Paddington 2 Is Officially A Better Movie Than Citizen Kane

Paddington 2 Is Officially A Better Movie Than Citizen Kane
Image: StudioCanal

Citizen Kane, once considered the pièce de résistance of classic cinema, has experienced a quick fall from grace over the past week as Rotten Tomatoes mysteriously unearthed a negative review of the film dated to May 7, 1941. The review is attributed to “Mae Tinée” of the Chicago Tribune (likely a pseudonym), and calls Citizen Kane both a “flop” and “bizarre”, labelling it interesting and different, but given too much to “eccentricity”.

It flies in the face of the general consensus towards the film, which is often considered a masterpiece of drama and narrative.
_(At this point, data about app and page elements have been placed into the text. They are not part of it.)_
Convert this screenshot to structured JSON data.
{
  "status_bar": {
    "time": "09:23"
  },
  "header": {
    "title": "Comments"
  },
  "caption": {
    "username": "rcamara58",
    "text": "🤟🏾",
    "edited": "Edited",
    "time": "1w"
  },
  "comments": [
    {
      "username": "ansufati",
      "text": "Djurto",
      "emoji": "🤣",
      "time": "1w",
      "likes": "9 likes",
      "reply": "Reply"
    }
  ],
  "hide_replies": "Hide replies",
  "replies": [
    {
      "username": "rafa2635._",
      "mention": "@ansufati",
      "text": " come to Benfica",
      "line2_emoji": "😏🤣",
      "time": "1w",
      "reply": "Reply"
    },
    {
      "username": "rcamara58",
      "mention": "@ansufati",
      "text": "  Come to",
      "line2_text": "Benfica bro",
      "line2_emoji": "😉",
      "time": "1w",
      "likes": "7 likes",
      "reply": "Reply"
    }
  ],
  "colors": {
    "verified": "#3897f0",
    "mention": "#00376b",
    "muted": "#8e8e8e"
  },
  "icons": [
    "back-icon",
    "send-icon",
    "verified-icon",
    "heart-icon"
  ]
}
In year’s past, Citizen Kane has been regarded as one of the greatest films ever made. But one single review has changed the consensus of the film — and movie history as we know it.
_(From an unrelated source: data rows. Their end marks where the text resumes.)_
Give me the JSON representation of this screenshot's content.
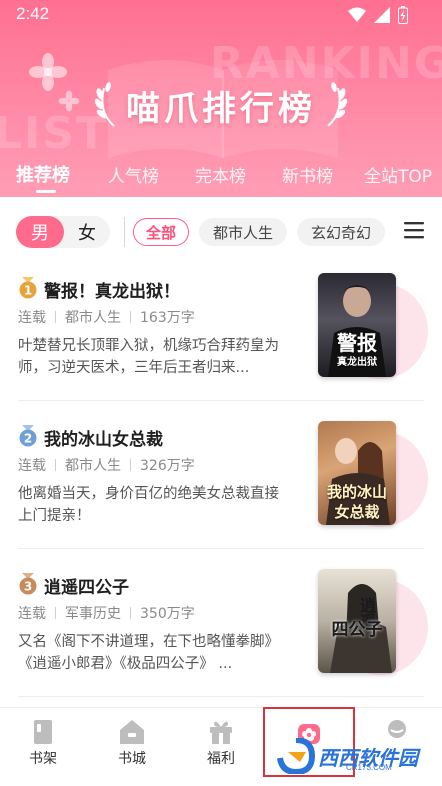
{
  "status_bar": {
    "time": "2:42",
    "icons": [
      "wifi-icon",
      "signal-icon",
      "battery-charging-icon"
    ]
  },
  "header": {
    "title": "喵爪排行榜",
    "watermark_words": [
      "RANKING",
      "LIST"
    ],
    "tabs": [
      {
        "label": "推荐榜",
        "active": true
      },
      {
        "label": "人气榜",
        "active": false
      },
      {
        "label": "完本榜",
        "active": false
      },
      {
        "label": "新书榜",
        "active": false
      },
      {
        "label": "全站TOP",
        "active": false
      }
    ]
  },
  "filters": {
    "gender": {
      "male": "男",
      "female": "女",
      "selected": "男"
    },
    "chips": [
      {
        "label": "全部",
        "active": true
      },
      {
        "label": "都市人生",
        "active": false
      },
      {
        "label": "玄幻奇幻",
        "active": false
      }
    ],
    "menu_icon": "hamburger-menu-icon"
  },
  "books": [
    {
      "rank": "1",
      "rank_color": "#e8a23a",
      "title": "警报！真龙出狱！",
      "status": "连载",
      "category": "都市人生",
      "word_count": "163万字",
      "description": "叶楚替兄长顶罪入狱，机缘巧合拜药皇为师，习逆天医术，三年后王者归来...",
      "cover_text": [
        "警报",
        "真龙出狱"
      ]
    },
    {
      "rank": "2",
      "rank_color": "#6f9fd6",
      "title": "我的冰山女总裁",
      "status": "连载",
      "category": "都市人生",
      "word_count": "326万字",
      "description": "他离婚当天，身价百亿的绝美女总裁直接上门提亲！",
      "cover_text": [
        "我的冰山",
        "女总裁"
      ]
    },
    {
      "rank": "3",
      "rank_color": "#c98a5a",
      "title": "逍遥四公子",
      "status": "连载",
      "category": "军事历史",
      "word_count": "350万字",
      "description": "又名《阁下不讲道理，在下也略懂拳脚》《逍遥小郎君》《极品四公子》 ...",
      "cover_text": [
        "逍遥",
        "四公子"
      ]
    }
  ],
  "bottom_nav": [
    {
      "label": "书架",
      "icon": "bookshelf-icon",
      "active": false
    },
    {
      "label": "书城",
      "icon": "home-icon",
      "active": false
    },
    {
      "label": "福利",
      "icon": "gift-icon",
      "active": false
    },
    {
      "label": "",
      "icon": "ranking-flower-icon",
      "active": true
    },
    {
      "label": "",
      "icon": "profile-icon",
      "active": false
    }
  ],
  "watermark": {
    "text": "西西软件园",
    "sub": "CR173.COM"
  },
  "colors": {
    "brand_pink": "#ff6a8d",
    "header_top": "#ff6f91",
    "active_chip": "#ff4f7d",
    "highlight_box": "#d9343c"
  }
}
In adding this review to Citizen Kane’s Rotten Tomatoes score, the film has slipped from a perfect 100% fresh rating with 116 reviews down to just 99%. That knocks it down a few significant rankings and places it behind the perfect scores of films like Paddington 2 (2017), Toy Story (1995), Toy Story 2 (1999) and The Terminator (1984).

So for all intents and purposes, yes, Paddington 2 is now considered a better film than Citizen Kane by movie critics.
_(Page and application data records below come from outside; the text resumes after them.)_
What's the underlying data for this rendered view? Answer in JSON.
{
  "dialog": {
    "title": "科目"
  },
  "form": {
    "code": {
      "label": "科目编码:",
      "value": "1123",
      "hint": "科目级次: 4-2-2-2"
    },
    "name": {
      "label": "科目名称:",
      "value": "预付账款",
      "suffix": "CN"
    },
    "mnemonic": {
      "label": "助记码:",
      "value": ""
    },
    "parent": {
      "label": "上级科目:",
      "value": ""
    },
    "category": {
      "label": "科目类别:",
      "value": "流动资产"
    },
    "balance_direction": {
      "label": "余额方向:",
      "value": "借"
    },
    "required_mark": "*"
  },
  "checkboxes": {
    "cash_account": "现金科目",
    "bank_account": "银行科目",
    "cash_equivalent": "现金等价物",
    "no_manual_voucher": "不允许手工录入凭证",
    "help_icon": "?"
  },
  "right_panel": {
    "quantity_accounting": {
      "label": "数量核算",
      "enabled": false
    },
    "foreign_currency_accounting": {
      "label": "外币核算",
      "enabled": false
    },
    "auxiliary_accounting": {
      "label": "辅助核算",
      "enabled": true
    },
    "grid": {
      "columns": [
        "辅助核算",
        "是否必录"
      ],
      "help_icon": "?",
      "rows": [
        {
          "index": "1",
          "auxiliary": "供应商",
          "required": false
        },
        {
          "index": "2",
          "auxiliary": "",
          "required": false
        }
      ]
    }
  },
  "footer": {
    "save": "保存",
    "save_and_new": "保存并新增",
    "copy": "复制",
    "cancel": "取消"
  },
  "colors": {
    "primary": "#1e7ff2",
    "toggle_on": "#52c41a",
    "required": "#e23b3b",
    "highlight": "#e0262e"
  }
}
While the decision to hold up a historical review might seem odd, it’s actually part of bigger changes happening at Rotten Tomatoes. According to IndieWire, the website is currently working on archiving and preserving classic editorial content relating to film and entertainment. So if you’ve ever wanted to know what critics thought of your favourite classic films in the era they were created, RT’s archival hub has you sorted.

It’s pretty amazing seeing just how many ‘classic’ films only gained a real cult following in the years after they released — and to see the critics of the past go against the grain.

In addition to collating these reviews, Rotten Tomatoes is also working on building a review archive of “lost” films in an effort to preserve their legacy and impact despite their status as “missing” or “destroyed”. (Many historic films were either lost during World Wars or destroyed in archival fires.)

While the restoration of these historic reviews spells bad news for movies like Citizen Kane, it is great news for modern masterpieces like Paddington 2. If Paddington’s victory comes at the expense of Citizen Kane‘s legacy, then so be it.

Long live Paddington 2, the new greatest film ever made.